Task to carry out: Each line of the records needs to come back exactly as written.

Stored records
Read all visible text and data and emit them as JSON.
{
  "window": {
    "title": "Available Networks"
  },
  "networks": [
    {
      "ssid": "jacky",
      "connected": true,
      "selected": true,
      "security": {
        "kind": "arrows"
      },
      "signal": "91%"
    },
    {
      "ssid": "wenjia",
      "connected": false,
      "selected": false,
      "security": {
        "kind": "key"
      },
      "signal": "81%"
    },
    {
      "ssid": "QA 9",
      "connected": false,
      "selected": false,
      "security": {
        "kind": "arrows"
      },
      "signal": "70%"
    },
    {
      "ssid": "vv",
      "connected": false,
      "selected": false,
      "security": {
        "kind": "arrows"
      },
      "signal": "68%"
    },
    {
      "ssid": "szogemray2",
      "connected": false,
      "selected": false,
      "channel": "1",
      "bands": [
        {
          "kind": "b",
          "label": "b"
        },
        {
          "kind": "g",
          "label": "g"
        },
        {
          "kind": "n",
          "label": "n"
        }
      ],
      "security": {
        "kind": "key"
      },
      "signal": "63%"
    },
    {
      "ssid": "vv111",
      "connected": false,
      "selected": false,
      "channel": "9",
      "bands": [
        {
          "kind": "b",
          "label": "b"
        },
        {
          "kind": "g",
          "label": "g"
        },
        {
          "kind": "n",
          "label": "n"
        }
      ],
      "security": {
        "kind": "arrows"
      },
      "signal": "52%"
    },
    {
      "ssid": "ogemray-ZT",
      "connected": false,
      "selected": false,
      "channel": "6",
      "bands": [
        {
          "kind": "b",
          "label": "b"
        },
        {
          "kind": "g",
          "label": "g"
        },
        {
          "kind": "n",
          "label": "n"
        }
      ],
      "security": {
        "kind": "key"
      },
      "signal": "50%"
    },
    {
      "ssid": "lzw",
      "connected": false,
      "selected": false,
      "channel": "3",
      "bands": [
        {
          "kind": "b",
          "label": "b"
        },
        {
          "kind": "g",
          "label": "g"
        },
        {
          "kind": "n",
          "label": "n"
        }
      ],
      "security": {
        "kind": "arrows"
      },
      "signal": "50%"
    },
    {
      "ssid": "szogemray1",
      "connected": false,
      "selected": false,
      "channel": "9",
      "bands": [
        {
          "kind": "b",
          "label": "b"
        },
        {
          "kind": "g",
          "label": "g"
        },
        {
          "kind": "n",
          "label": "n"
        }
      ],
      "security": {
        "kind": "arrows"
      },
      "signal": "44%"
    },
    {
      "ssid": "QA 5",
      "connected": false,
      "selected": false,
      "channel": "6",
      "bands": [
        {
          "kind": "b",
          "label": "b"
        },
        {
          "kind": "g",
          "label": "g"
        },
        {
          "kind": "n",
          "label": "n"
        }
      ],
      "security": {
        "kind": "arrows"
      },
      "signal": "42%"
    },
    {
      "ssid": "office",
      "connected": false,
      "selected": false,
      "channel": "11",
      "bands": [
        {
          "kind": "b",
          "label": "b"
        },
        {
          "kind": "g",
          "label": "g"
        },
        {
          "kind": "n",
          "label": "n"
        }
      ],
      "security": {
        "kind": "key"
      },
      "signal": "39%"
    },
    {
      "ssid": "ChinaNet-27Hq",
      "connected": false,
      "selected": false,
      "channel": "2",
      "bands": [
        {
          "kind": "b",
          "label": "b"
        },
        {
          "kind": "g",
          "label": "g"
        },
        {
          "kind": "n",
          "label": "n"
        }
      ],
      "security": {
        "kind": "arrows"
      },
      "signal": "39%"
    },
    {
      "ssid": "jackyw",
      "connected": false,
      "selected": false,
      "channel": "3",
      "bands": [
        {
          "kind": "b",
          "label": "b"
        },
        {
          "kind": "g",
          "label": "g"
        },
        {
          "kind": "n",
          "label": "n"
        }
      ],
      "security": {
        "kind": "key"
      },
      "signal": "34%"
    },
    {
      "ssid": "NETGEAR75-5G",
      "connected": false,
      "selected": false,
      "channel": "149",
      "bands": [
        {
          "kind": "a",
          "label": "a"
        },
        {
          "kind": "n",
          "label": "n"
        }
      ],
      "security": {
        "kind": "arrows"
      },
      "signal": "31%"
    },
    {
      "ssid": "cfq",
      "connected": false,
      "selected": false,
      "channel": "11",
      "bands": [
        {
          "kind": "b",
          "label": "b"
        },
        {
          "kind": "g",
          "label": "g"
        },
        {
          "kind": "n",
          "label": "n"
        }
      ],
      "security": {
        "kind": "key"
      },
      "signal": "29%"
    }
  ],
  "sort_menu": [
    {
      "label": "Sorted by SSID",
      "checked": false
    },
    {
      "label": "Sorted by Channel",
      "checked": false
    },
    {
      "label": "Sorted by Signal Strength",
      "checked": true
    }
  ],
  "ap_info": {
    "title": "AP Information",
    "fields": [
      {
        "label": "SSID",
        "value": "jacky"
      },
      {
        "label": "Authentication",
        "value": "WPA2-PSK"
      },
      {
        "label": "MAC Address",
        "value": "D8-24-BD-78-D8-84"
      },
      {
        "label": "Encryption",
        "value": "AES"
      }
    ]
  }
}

Completed exercise:
Read all visible text and data and emit them as JSON.
{
  "window": {
    "title": "Available Networks"
  },
  "networks": [
    {
      "ssid": "jacky",
      "connected": true,
      "selected": true,
      "security": {
        "kind": "arrows"
      },
      "signal": "91%"
    },
    {
      "ssid": "wenjia",
      "connected": false,
      "selected": false,
      "security": {
        "kind": "key"
      },
      "signal": "81%"
    },
    {
      "ssid": "QA 9",
      "connected": false,
      "selected": false,
      "security": {
        "kind": "arrows"
      },
      "signal": "70%"
    },
    {
      "ssid": "vv",
      "connected": false,
      "selected": false,
      "security": {
        "kind": "arrows"
      },
      "signal": "68%"
    },
    {
      "ssid": "szogemray2",
      "connected": false,
      "selected": false,
      "channel": "1",
      "bands": [
        {
          "kind": "b",
          "label": "b"
        },
        {
          "kind": "g",
          "label": "g"
        },
        {
          "kind": "n",
          "label": "n"
        }
      ],
      "security": {
        "kind": "key"
      },
      "signal": "63%"
    },
    {
      "ssid": "vv111",
      "connected": false,
      "selected": false,
      "channel": "9",
      "bands": [
        {
          "kind": "b",
          "label": "b"
        },
        {
          "kind": "g",
          "label": "g"
        },
        {
          "kind": "n",
          "label": "n"
        }
      ],
      "security": {
        "kind": "arrows"
      },
      "signal": "52%"
    },
    {
      "ssid": "ogemray-ZT",
      "connected": false,
      "selected": false,
      "channel": "6",
      "bands": [
        {
          "kind": "b",
          "label": "b"
        },
        {
          "kind": "g",
          "label": "g"
        },
        {
          "kind": "n",
          "label": "n"
        }
      ],
      "security": {
        "kind": "key"
      },
      "signal": "50%"
    },
    {
      "ssid": "lzw",
      "connected": false,
      "selected": false,
      "channel": "3",
      "bands": [
        {
          "kind": "b",
          "label": "b"
        },
        {
          "kind": "g",
          "label": "g"
        },
        {
          "kind": "n",
          "label": "n"
        }
      ],
      "security": {
        "kind": "arrows"
      },
      "signal": "50%"
    },
    {
      "ssid": "szogemray1",
      "connected": false,
      "selected": false,
      "channel": "9",
      "bands": [
        {
          "kind": "b",
          "label": "b"
        },
        {
          "kind": "g",
          "label": "g"
        },
        {
          "kind": "n",
          "label": "n"
        }
      ],
      "security": {
        "kind": "arrows"
      },
      "signal": "44%"
    },
    {
      "ssid": "QA 5",
      "connected": false,
      "selected": false,
      "channel": "6",
      "bands": [
        {
          "kind": "b",
          "label": "b"
        },
        {
          "kind": "g",
          "label": "g"
        },
        {
          "kind": "n",
          "label": "n"
        }
      ],
      "security": {
        "kind": "arrows"
      },
      "signal": "42%"
    },
    {
      "ssid": "office",
      "connected": false,
      "selected": false,
      "channel": "11",
      "bands": [
        {
          "kind": "b",
          "label": "b"
        },
        {
          "kind": "g",
          "label": "g"
        },
        {
          "kind": "n",
          "label": "n"
        }
      ],
      "security": {
        "kind": "key"
      },
      "signal": "39%"
    },
    {
      "ssid": "ChinaNet-27Hq",
      "connected": false,
      "selected": false,
      "channel": "2",
      "bands": [
        {
          "kind": "b",
          "label": "b"
        },
        {
          "kind": "g",
          "label": "g"
        },
        {
          "kind": "n",
          "label": "n"
        }
      ],
      "security": {
        "kind": "arrows"
      },
      "signal": "39%"
    },
    {
      "ssid": "jackyw",
      "connected": false,
      "selected": false,
      "channel": "3",
      "bands": [
        {
          "kind": "b",
          "label": "b"
        },
        {
          "kind": "g",
          "label": "g"
        },
        {
          "kind": "n",
          "label": "n"
        }
      ],
      "security": {
        "kind": "key"
      },
      "signal": "34%"
    },
    {
      "ssid": "NETGEAR75-5G",
      "connected": false,
      "selected": false,
      "channel": "149",
      "bands": [
        {
          "kind": "a",
          "label": "a"
        },
        {
          "kind": "n",
          "label": "n"
        }
      ],
      "security": {
        "kind": "arrows"
      },
      "signal": "31%"
    },
    {
      "ssid": "cfq",
      "connected": false,
      "selected": false,
      "channel": "11",
      "bands": [
        {
          "kind": "b",
          "label": "b"
        },
        {
          "kind": "g",
          "label": "g"
        },
        {
          "kind": "n",
          "label": "n"
        }
      ],
      "security": {
        "kind": "key"
      },
      "signal": "29%"
    }
  ],
  "sort_menu": [
    {
      "label": "Sorted by SSID",
      "checked": false
    },
    {
      "label": "Sorted by Channel",
      "checked": false
    },
    {
      "label": "Sorted by Signal Strength",
      "checked": true
    }
  ],
  "ap_info": {
    "title": "AP Information",
    "fields": [
      {
        "label": "SSID",
        "value": "jacky"
      },
      {
        "label": "Authentication",
        "value": "WPA2-PSK"
      },
      {
        "label": "MAC Address",
        "value": "D8-24-BD-78-D8-84"
      },
      {
        "label": "Encryption",
        "value": "AES"
      }
    ]
  }
}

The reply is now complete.